Singapore’s RedMart and Malaysia’s Jaya Grocer briefly suspended online orders in early April, while Tops supermarkets in Thailand warned on its website that deliveries were limited during this period. Restrictions on movement, the safety of human life and reducing the opportunity to succumb to the coronavirus resulted in large opportunities for eCommerce platforms. Singapore’s grocery market alone, which is expected to be worth S$9.9 billion by 2023, up 14.5 per cent from 2018, according to research firm IGD Asia is attractive for any online retailer. This is just one market in the region which has just under 6 million people so you can imagine the opportunity beyond this for the rest of the region. 

In this region we have Alibaba backed RedMart through Lazada, Shopee through SEA Limited,  NTUC, Giant, Amazon Prime and many others. We recently also had Grab create their GrabMart  as well as Foodpanda create Pandamart which are on-demand delivery services to connect businesses without logistics and last mile to consumers through their platform.

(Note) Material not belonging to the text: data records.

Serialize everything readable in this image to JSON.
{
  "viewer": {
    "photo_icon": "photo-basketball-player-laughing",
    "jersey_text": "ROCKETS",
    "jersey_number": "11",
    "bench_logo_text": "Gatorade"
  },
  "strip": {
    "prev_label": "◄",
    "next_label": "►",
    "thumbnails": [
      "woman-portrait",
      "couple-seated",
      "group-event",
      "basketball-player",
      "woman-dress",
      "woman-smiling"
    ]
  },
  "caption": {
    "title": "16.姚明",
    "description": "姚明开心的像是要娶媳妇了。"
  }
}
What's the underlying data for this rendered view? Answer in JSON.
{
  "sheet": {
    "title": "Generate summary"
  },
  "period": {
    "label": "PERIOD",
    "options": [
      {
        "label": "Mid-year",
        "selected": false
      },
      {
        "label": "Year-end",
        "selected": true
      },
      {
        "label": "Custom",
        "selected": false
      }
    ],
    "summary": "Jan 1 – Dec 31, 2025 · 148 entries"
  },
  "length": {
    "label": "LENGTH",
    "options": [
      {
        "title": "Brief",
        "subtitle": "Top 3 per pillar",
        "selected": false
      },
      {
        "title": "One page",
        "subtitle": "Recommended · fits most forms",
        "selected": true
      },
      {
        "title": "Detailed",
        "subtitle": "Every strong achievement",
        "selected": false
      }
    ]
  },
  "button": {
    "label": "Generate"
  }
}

In Thailand we have seen Line move to expand their portfolio into taxi service as well deliveries as food and other deliveries under their app LineMan. The last mile for the consumer has become a saviour in this new world and we will see it grow and become heavily competitive.

eCommerce platforms work on notoriously small margins when you think about their associated costs of managing shipping, packing, managing third parties, payment gateway charges etc. They will need to pivot deeper into managing those direct conversations with FMCG companies and look at differing business models to engage with them and also best ways to re-distribute and sell those offerings to their consumers. They will evolve into curators of the ‘shop window’ to lure in existing or new consumers. 

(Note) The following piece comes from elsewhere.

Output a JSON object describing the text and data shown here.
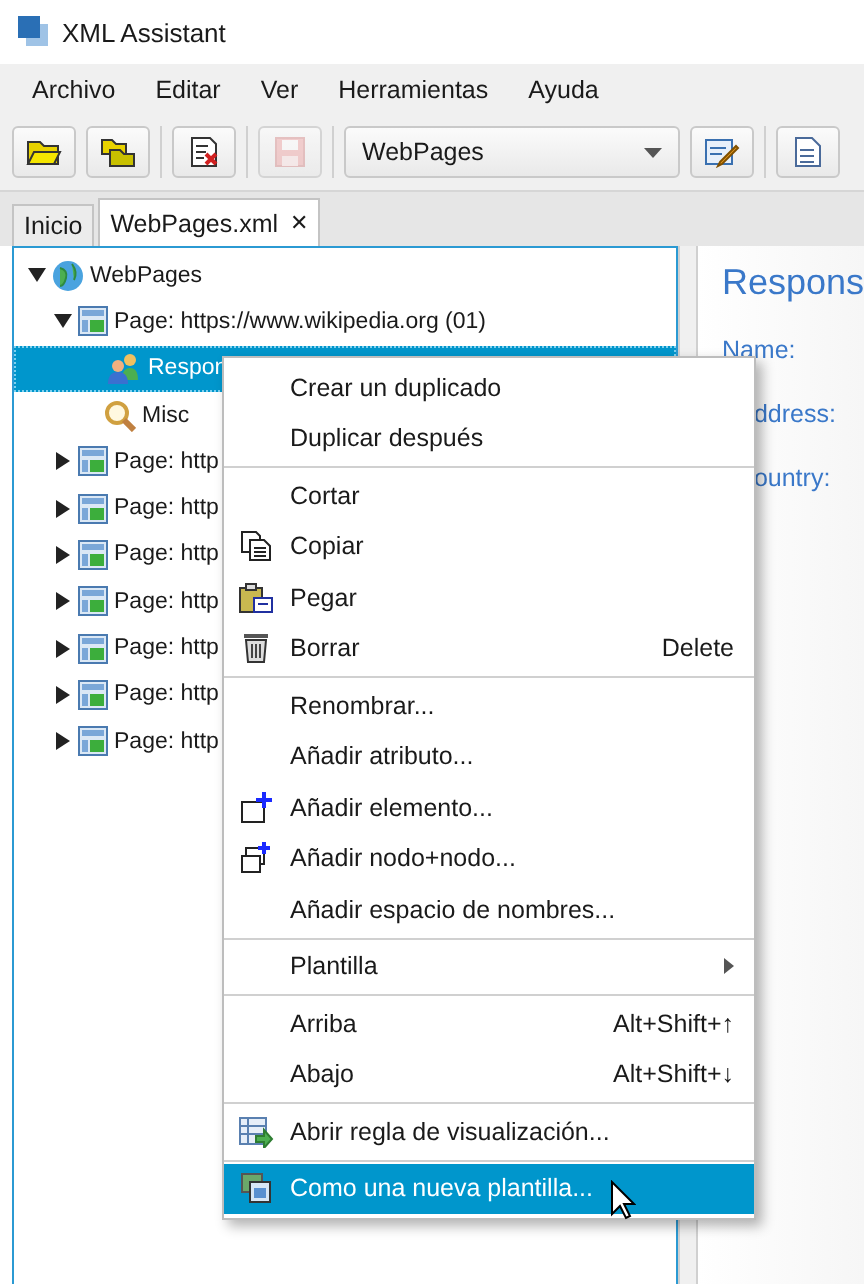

For years the supermarkets were given huge discounts and cash bonuses for offering eye-level shelf space to certain brands willing to pay for it – here in the virtual world we know exactly how important that is and online eCommerce companies can offer this and more from dedicated online stores within their platform, real-time discounts, new product samples distribution and more. The eCommerce platform will seek ancillary revenue beyond their own store and will likely want to merge into SaaS based organisations where recurring revenue for the virtual branded store is coupled with distribution and likely data that can be shared back to the marketer.

Cap Gemini in their recent research across 11,000 global consumers found that ‘59% of consumers worldwide had high levels of interaction with physical stores before COVID-19, but now only 24% expect to return to that level and in the next 6–9 months, just 39% of consumers expect a high level of interaction with physical stores.’

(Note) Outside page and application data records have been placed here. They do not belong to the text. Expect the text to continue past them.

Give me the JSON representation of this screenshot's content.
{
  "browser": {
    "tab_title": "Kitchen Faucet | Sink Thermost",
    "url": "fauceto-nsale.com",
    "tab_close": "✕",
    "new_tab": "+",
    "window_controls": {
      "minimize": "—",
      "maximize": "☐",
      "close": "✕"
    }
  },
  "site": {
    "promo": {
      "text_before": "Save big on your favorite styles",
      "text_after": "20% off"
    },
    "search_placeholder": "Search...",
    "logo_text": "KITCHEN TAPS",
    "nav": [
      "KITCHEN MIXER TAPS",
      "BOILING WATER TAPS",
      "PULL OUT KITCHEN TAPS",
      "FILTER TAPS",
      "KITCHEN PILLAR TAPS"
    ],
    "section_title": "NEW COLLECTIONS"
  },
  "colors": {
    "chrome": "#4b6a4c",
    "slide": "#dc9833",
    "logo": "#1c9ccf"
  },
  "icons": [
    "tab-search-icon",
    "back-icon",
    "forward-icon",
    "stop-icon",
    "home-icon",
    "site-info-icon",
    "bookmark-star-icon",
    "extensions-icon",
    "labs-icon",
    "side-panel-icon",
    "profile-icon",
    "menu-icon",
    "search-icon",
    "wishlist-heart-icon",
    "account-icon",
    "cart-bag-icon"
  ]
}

It is no surprise that Singapore recently announced the eCommerce Booster Package  where SME retailers can sign up with one of four eCommerce platforms – Amazon, Lazada Singapore, Qoo10 or Shopee – and have 90 per cent of qualifying costs waived. This is to help diversify revenue streams for local businesses. Singapore has been pushing for a move towards smart cities through its smart nation initiative and strives towards digitisation are going to be accelerated due to this pandemic.

It is also feasible to assume that the largest online retailers will effectively evolve to take advertising budgets at some point since brands directly engaging with eCommerce platforms may likely look at new ways to engage through native advertising, AR and VR integrations. We will likely evolve towards voice shopping. The future is not digital, it is digital magnification to consumers. 

Sharper rise in digital transformation will create a domino effect to fuel further digital advertising and the likely beneficiaries will be through programmatic due to the real-time insights from data. Owning first party data and in-housing will likely evolve under this new world order and the marketer will no longer want to be a passenger in the ecosystem but drive the car themselves. Exciting times ahead lie in a world of uncertainty. 

This thought leadership article was written by IAB SEA+India Regional Board Member

  • Sonal Patel, Managing Director, Southeast Asia, Quantcast